So it was that the Phillies finished the homestand with a 7-3 record. They have won eight of their last 12, and are 32-34 since the All-Star break, after going 29-58 beforehand.

There are those who question how much it means for an also-ran to excel in September, when the pressure is off. It would appear that Phillies manager Pete Mackanin is not among those people. He mentioned in particular how valuable it is for his young relievers to face teams in the thick of the race.

“To get this kind of experience is worth a lot,” he said. “It’s a big part of this year.”

One of those relievers, Ricardo Pinto, faltered Thursday, allowing those two seventh-inning runs to take the loss. But Leiter, who had pitched to a 9.39 ERA in three previous September starts, allowed just one earned run on five hits over his six innings of work. He struck out three and walked one.

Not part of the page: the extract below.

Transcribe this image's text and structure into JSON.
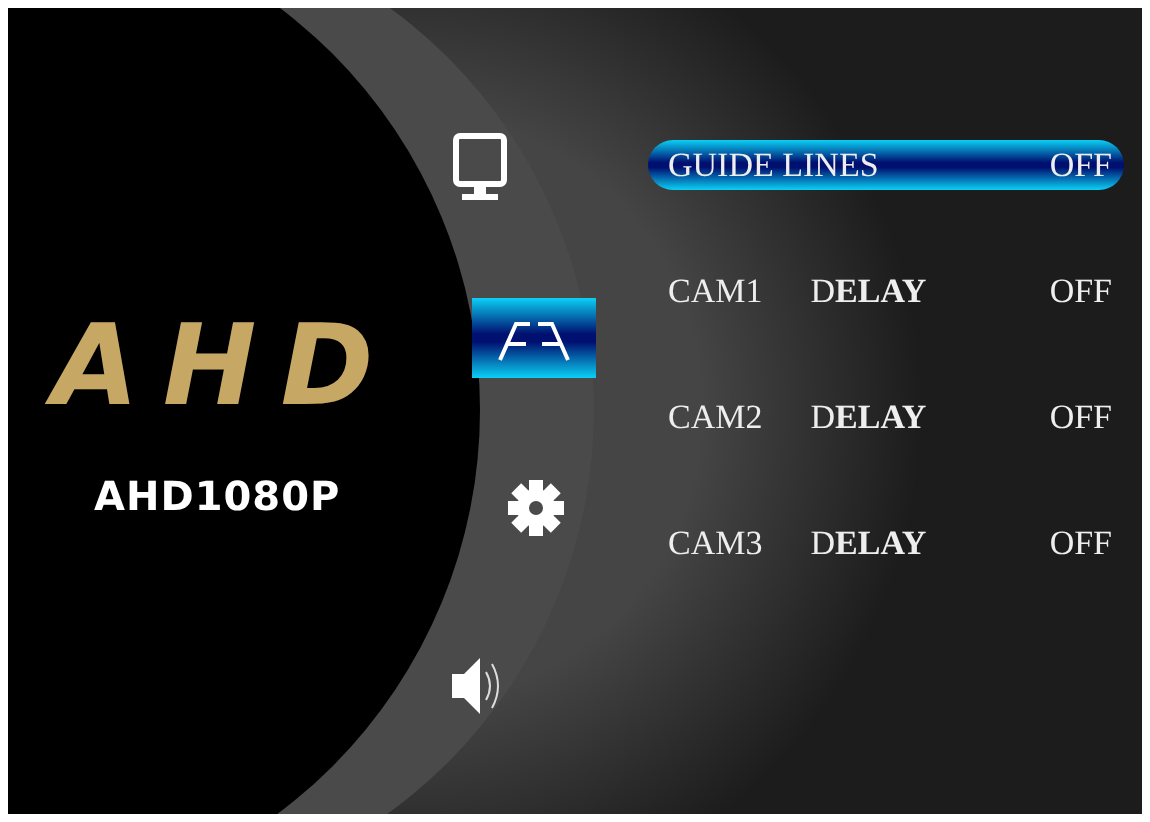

So it’s one for his résumé going forward. And he said a strong finish to the season — the Phils have nine games left — is “important for everybody.”

“I don't know if it's more important for us than other teams,” he said, “but you want to finish strong and start strong. Those are the goals. That's baseball. You're going to have some ups and downs, and to take a series is a good thing.”

Crawford, called up from Triple A Lehigh Valley on Sept. 5, hit .200 without a walk in his first six major-league games. In his last nine, he is slashing .296/.474/.481, with 10 walks and seven strikeouts in 38 plate appearances.

“Just a matter of getting my feet settled down,” he said, “and just being comfortable in the box.”

“It’s good to see,” Mackanin said. “He was advertised as someone who controls the strike zone and he’s proven that he can do that. Walk’s as good as a hit — the old saying. He keeps innings alive and he doesn’t expand the strike zone, he makes the pitcher get him out and he’ll take a walk, which is important.”

Speaking generally about such an approach (and not about Crawford in particular), Mackanin had only one small reservation.

“One of the problems with a guy who walks too often is you’d like him to be a little more aggressive at times,” he said, “but in general it’s good to see.”

Crawford made his eighth start at third base, and while he doesn’t possess the power bat normally required of someone who plays the position, he certainly looks like he can hold his own with the glove.

“There’s not really much transition,” he said. “I’m just going over there, reacting, catching the ball, throwing the ball.”

If nothing else, he gives the Phillies a possible alternative to Maikel Franco, who has struggled all year.

And if nothing else, the team as a whole has shown there is some reason for hope.